We Need to Pray that the Lord Will Open Our Heart
Thursday May 8, 2003 Homily by Fr. Robert Altier Third Week of Easter
Reading (Acts 8:26-40) Gospel (St. John 6:44-51)
We hear in the first reading about Philip: the Lord speaking to Philip and telling him to run forward and catch up to the chariot, and Philip baptizing the Ethiopian eunuch and simply being snatched up by the Spirit and going off then to Azotus, where he was placed down by the Spirit and he continued to preach the Gospel. When we hear about these things, we recognize that there is absolutely no reason in the world why we should not be able to do similar things. If we would pay attention to what the Holy Spirit is trying to do in our lives, He will lead us wherever it is that we need to go. He will lead us into all truth if we will simply allow ourselves to be led by the Spirit, if we will allow ourselves to put the control into God’s hands and be able to walk according to the way that we are led rather than trying to take charge of things ourselves.
Our strength in being able to do that is going to come from the Eucharist. Jesus tells us in the Gospel reading that He Himself is the Bread of Life. With that Bread of Life, we have absolutely nothing to fear; death has no power over us. The fruit of the tree of which Adam and Eve were never able to eat, the Tree of Life, we have now eaten. The Eucharist is the fruit of the Cross, and the Cross is the Tree of Life. Each one of us that has eaten of the fruit of the Tree of Life has the promise that Jesus made, the promise that we heard: Whoever eats this bread will live forever, and the bread that I will give is My flesh for the life of the world. We have eaten of the Author of life. We have life within us.
And being that it is Jesus Whom we have received – Body, Blood, Soul, and Divinity – when we stop to think about the soul of Jesus Christ, the life of Christ, it is the Holy Spirit. We receive the Holy Spirit every time we receive Holy Communion. If we are in the state of grace, the Trinity dwells within. Everything is there for us. All that remains is to open the heart to be able not only to receive the Lord but to be able to listen to Him, to be able to see, to be able to hear – not with our physical eyes and our physical ears, but with the eyes and the ears of the soul, or of the heart, if you want to think of it that way. The Lord, Whom we receive in Holy Communion, is right there within us wanting to speak to us just as He did to Philip, if we are willing to listen.

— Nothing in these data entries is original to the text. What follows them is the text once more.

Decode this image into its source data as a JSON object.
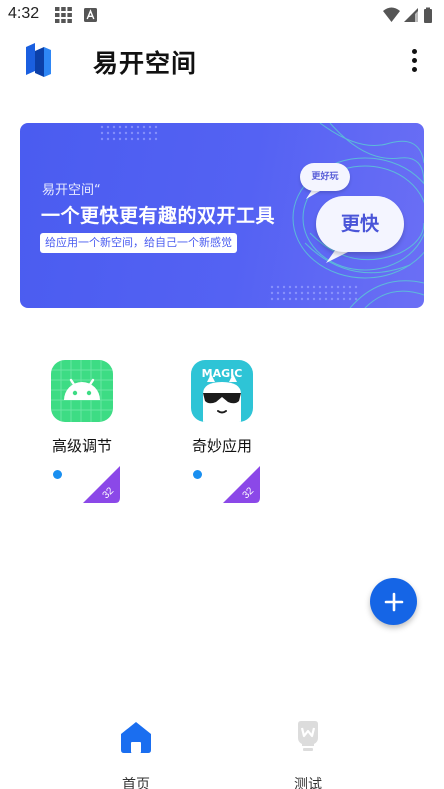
{
  "status_bar": {
    "time": "4:32",
    "icons": [
      "grid-icon",
      "a-icon",
      "wifi-icon",
      "signal-icon",
      "battery-icon"
    ]
  },
  "app_bar": {
    "title": "易开空间",
    "logo": "app-logo",
    "menu_icon": "more-vert-icon"
  },
  "banner": {
    "subtitle": "易开空间“",
    "headline": "一个更快更有趣的双开工具",
    "tagline": "给应用一个新空间，给自己一个新感觉",
    "bubble_small": "更好玩",
    "bubble_big": "更快",
    "colors": {
      "bg": "#4a5cf0",
      "accent": "#5ad6d0"
    }
  },
  "apps": [
    {
      "name": "高级调节",
      "icon": "android-icon",
      "badge": "32",
      "icon_color": "#3ddc84"
    },
    {
      "name": "奇妙应用",
      "icon": "magic-icon",
      "badge": "32",
      "icon_color": "#2ec4d6",
      "icon_text": "MAGIC"
    }
  ],
  "fab": {
    "icon": "plus-icon",
    "color": "#1565e6"
  },
  "bottom_nav": {
    "items": [
      {
        "label": "首页",
        "icon": "home-icon",
        "active": true
      },
      {
        "label": "测试",
        "icon": "bulb-icon",
        "active": false
      }
    ]
  }
}
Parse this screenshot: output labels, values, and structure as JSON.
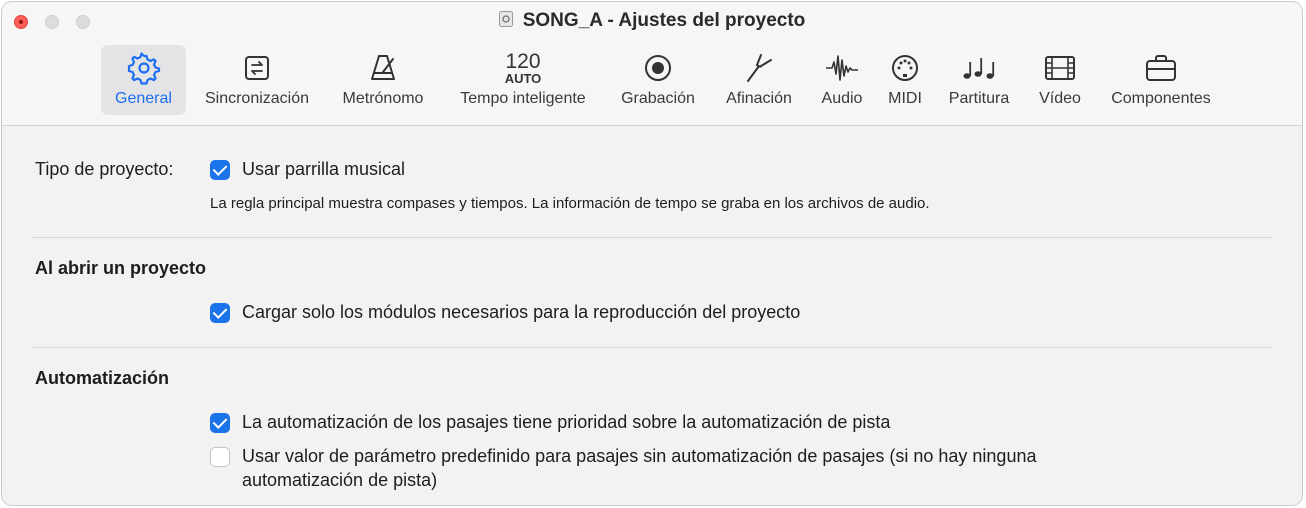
{
  "window": {
    "title": "SONG_A - Ajustes del proyecto"
  },
  "tabs": [
    {
      "id": "general",
      "label": "General",
      "icon": "gear-icon",
      "active": true
    },
    {
      "id": "sync",
      "label": "Sincronización",
      "icon": "sync-icon"
    },
    {
      "id": "metronome",
      "label": "Metrónomo",
      "icon": "metronome-icon"
    },
    {
      "id": "smart-tempo",
      "label": "Tempo inteligente",
      "icon_text": "120",
      "icon_subtext": "AUTO"
    },
    {
      "id": "recording",
      "label": "Grabación",
      "icon": "record-icon"
    },
    {
      "id": "tuning",
      "label": "Afinación",
      "icon": "tuning-fork-icon"
    },
    {
      "id": "audio",
      "label": "Audio",
      "icon": "waveform-icon"
    },
    {
      "id": "midi",
      "label": "MIDI",
      "icon": "midi-port-icon"
    },
    {
      "id": "score",
      "label": "Partitura",
      "icon": "notes-icon"
    },
    {
      "id": "video",
      "label": "Vídeo",
      "icon": "film-icon"
    },
    {
      "id": "assets",
      "label": "Componentes",
      "icon": "briefcase-icon"
    }
  ],
  "general": {
    "project_type": {
      "label": "Tipo de proyecto:",
      "checkbox_label": "Usar parrilla musical",
      "checked": true,
      "description": "La regla principal muestra compases y tiempos. La información de tempo se graba en los archivos de audio."
    },
    "on_open": {
      "title": "Al abrir un proyecto",
      "checkbox_label": "Cargar solo los módulos necesarios para la reproducción del proyecto",
      "checked": true
    },
    "automation": {
      "title": "Automatización",
      "option1_label": "La automatización de los pasajes tiene prioridad sobre la automatización de pista",
      "option1_checked": true,
      "option2_line1": "Usar valor de parámetro predefinido para pasajes sin automatización de pasajes (si no hay ninguna",
      "option2_line2": "automatización de pista)",
      "option2_checked": false
    }
  },
  "colors": {
    "accent": "#1a73e8",
    "active_tab_text": "#1d6ff2",
    "close_button": "#ff5f57"
  }
}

Now the other side of the difficulty is that even when we are willing to listen, most of us have huge walls built up in our hearts, so try as we may, we are not able. We have to pray and ask the Lord to tear those walls down, to open the heart, to burst it wide open so that nothing will be in the way and that He will be able to do in us anything He wants. That is what we see in Philip. That is what we see in the other apostles as they went around and preached. They were not afraid anymore. The fear was gone. They had eaten of the Bread of Life and there was nothing that they were afraid of. They had Jesus with them; they had the Holy Spirit with them. Everything they were doing was done for God. There was nothing to fear. This is why Saint Paul can tell his converts, “Life is at work within you,” because they had received the Lord; they were one with Jesus Christ. And so are you. That oneness with Christ is what gives to us the strength.
We heard from the Prophet Isaiah, in the first reading, the Suffering Servant Song from Isaiah 53. The question is: About whom is the prophet speaking? We know Who the prophet is speaking of, but it is precisely because we are united with that Suffering Servant that other prophecies from Isaiah can be ours as well. They will run and not grow weary, for instance, because we have Christ and there is no wearying the Lord. If we are doing His work, we will have all the strength and all the grace necessary to be able to do whatever He wants. How could Philip be out in a river one moment and be in Azotus the next without ever having moved his feet? The Holy Spirit picked him up just as He did Elijah, Habakkuk, and others in the Old Testament times. Why could He not do the same with us? Only because we are not willing or because we are not able.
And so we need to pray to get the heart open. We need to pray to be able to listen, to hear the Word of the Lord spoken in our hearts. Everything that we need to do the work of God has been given to us. Now we simply need to get everything out of the way so that God can do His work in us, and even that has to be done by the Lord. We co-operate, but we have to want it. That is what we need to ask ourselves: Do I really want it? Do I want to be friends with Jesus at a distance? Or do I want to be one with Jesus in the depth of my being, united with Him perfectly? That is what He wants for each one of us, so we need to let Him in. We need to get rid of all the barriers that keep us from unity. We need to listen to the Holy Spirit and we need to go wherever He leads us.
* This text was transcribed from the audio recording of a homily by Father Robert Altier with minimal editing.